The report on how solar energetic particles might affect cosmonauts on a mission to Mars will be unveiled at the conference on space biology and aerospace medicine underway in Moscow.
"Assessments have been made of the impact that radiation, received during a long flight to Mars of up to three years during peak solar activity and with varying density of aluminum protection, might have on a cosmonaut's total lifespan," the report read.
The study concluded that a standard human organism travelling to the Mars orbit at a high velocity inside a simple spherical spacecraft "on a two-year expedition to Mars and back (will be exposed to) a combined radiation risk during their lifetime, regardless of age, behind a radiation shield of 20 grams per square centimetre, estimated at 7.5 per cent, with an average lifespan reduction of 2.5 years."
Russian scientists will suggest using sleeping bags with water insulation and mineral water consumption to mitigate the harmful effect of solar radiation.

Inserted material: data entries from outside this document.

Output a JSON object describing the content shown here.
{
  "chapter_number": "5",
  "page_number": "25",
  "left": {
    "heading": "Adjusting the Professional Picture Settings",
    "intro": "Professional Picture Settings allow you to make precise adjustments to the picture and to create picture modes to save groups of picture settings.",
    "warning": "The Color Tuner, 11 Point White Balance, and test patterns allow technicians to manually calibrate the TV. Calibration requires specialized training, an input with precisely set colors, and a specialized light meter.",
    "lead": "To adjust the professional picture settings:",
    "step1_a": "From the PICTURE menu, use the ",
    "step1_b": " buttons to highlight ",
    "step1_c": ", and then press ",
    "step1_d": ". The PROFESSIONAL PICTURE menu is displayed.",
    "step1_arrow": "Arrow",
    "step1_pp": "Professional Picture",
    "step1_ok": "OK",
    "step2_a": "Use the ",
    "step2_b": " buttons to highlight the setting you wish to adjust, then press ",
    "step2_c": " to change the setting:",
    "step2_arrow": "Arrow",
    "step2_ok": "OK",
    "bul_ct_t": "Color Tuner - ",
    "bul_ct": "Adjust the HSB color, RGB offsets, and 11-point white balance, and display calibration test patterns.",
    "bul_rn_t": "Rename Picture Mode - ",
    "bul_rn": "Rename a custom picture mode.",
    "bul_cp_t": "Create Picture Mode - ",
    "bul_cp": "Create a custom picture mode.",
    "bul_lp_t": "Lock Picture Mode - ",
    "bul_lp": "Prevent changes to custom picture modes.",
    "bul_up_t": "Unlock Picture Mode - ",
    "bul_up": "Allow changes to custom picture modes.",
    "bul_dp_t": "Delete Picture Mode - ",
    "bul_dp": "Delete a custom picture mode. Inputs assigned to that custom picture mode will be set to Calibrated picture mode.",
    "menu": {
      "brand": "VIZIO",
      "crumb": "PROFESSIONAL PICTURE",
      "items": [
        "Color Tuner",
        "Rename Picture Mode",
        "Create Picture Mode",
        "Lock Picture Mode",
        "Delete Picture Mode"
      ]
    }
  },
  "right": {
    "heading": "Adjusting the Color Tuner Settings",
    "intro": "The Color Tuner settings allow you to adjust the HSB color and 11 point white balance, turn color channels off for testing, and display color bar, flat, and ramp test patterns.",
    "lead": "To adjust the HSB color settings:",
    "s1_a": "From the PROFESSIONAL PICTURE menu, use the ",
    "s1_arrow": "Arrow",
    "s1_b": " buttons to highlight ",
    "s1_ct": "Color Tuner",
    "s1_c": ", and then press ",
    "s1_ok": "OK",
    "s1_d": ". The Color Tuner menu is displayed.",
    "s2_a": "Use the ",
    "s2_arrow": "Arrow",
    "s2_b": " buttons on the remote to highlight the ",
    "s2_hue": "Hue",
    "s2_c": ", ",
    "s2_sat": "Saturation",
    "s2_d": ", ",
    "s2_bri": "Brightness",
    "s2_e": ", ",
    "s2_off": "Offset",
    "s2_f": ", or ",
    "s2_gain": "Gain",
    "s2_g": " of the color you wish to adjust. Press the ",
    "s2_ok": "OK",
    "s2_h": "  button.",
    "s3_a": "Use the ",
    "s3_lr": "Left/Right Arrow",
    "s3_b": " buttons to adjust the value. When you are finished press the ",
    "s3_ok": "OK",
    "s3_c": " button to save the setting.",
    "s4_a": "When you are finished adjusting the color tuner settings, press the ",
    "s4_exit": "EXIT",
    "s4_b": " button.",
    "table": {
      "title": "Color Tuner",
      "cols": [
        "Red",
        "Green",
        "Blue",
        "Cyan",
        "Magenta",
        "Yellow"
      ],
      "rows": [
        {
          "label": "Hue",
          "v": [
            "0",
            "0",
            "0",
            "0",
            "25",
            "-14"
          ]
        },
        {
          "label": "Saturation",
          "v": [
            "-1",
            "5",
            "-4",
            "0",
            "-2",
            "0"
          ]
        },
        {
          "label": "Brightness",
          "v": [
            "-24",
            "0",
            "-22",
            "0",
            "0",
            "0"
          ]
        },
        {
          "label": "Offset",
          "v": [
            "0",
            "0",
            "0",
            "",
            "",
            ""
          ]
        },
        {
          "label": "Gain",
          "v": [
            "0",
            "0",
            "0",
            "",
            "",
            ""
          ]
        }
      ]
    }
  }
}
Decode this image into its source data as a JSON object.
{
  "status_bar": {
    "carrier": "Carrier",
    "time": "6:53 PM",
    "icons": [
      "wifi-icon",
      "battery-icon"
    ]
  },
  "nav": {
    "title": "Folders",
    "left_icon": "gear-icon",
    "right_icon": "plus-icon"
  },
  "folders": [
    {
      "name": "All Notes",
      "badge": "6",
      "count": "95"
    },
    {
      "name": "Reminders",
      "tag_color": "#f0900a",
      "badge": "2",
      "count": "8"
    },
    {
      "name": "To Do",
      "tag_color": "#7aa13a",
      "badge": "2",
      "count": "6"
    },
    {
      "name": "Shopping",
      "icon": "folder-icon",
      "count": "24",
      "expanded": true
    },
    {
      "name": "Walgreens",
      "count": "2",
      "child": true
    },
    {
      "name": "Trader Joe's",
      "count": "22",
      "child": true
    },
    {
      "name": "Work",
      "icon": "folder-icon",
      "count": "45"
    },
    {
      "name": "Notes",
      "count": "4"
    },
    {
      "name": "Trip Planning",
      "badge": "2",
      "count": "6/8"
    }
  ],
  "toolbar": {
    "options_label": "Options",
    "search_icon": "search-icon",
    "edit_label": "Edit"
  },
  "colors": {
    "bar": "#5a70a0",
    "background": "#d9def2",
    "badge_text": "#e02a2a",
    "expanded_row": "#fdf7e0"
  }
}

"(Among the measures) up for consideration is the use of sleeping bags that have water gel or polyethylene powder as insulator. Water and plastic have light elements in them, such as hydrogen, which protect against primary and secondary neutrons," the research read.
The supply of drinking water, the research further says, needs to have a certain mineral composition as solutions containing silver ions, for instance, can amplify the pathogenic effect of ionizing radiation. Consumption of preservatives should be avoided for the same reason.
Russian President Vladimir Putin said in March that a manned mission to Mars was one of the country's goals, alongside lunar and deep space exploration. Last year, Russian scientists began psychological experiments to see how a mixed crew of people from different countries can fare in simulated isolation.